▶ _Requirement_
Set down the data below once more, precisely as it reads.

▶ _Material supplied_
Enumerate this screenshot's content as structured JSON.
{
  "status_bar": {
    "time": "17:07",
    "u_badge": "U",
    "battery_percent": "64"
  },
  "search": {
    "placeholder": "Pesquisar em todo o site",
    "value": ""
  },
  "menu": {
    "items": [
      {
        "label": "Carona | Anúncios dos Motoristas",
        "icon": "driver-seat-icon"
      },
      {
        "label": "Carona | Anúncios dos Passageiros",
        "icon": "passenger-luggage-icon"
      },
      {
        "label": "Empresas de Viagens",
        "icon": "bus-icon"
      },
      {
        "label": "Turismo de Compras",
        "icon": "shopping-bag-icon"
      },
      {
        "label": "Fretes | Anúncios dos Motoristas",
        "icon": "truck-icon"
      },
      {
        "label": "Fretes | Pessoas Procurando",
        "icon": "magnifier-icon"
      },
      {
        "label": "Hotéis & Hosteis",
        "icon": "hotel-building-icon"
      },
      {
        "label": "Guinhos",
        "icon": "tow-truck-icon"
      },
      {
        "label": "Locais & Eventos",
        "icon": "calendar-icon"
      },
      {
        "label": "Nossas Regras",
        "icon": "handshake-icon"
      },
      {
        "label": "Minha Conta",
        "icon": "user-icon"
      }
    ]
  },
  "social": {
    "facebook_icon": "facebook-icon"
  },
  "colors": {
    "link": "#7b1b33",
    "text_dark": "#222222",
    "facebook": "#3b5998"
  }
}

▶ _Response area_
Enumerate this screenshot's content as structured JSON.
{
  "status_bar": {
    "time": "17:07",
    "u_badge": "U",
    "battery_percent": "64"
  },
  "search": {
    "placeholder": "Pesquisar em todo o site",
    "value": ""
  },
  "menu": {
    "items": [
      {
        "label": "Carona | Anúncios dos Motoristas",
        "icon": "driver-seat-icon"
      },
      {
        "label": "Carona | Anúncios dos Passageiros",
        "icon": "passenger-luggage-icon"
      },
      {
        "label": "Empresas de Viagens",
        "icon": "bus-icon"
      },
      {
        "label": "Turismo de Compras",
        "icon": "shopping-bag-icon"
      },
      {
        "label": "Fretes | Anúncios dos Motoristas",
        "icon": "truck-icon"
      },
      {
        "label": "Fretes | Pessoas Procurando",
        "icon": "magnifier-icon"
      },
      {
        "label": "Hotéis & Hosteis",
        "icon": "hotel-building-icon"
      },
      {
        "label": "Guinhos",
        "icon": "tow-truck-icon"
      },
      {
        "label": "Locais & Eventos",
        "icon": "calendar-icon"
      },
      {
        "label": "Nossas Regras",
        "icon": "handshake-icon"
      },
      {
        "label": "Minha Conta",
        "icon": "user-icon"
      }
    ]
  },
  "social": {
    "facebook_icon": "facebook-icon"
  },
  "colors": {
    "link": "#7b1b33",
    "text_dark": "#222222",
    "facebook": "#3b5998"
  }
}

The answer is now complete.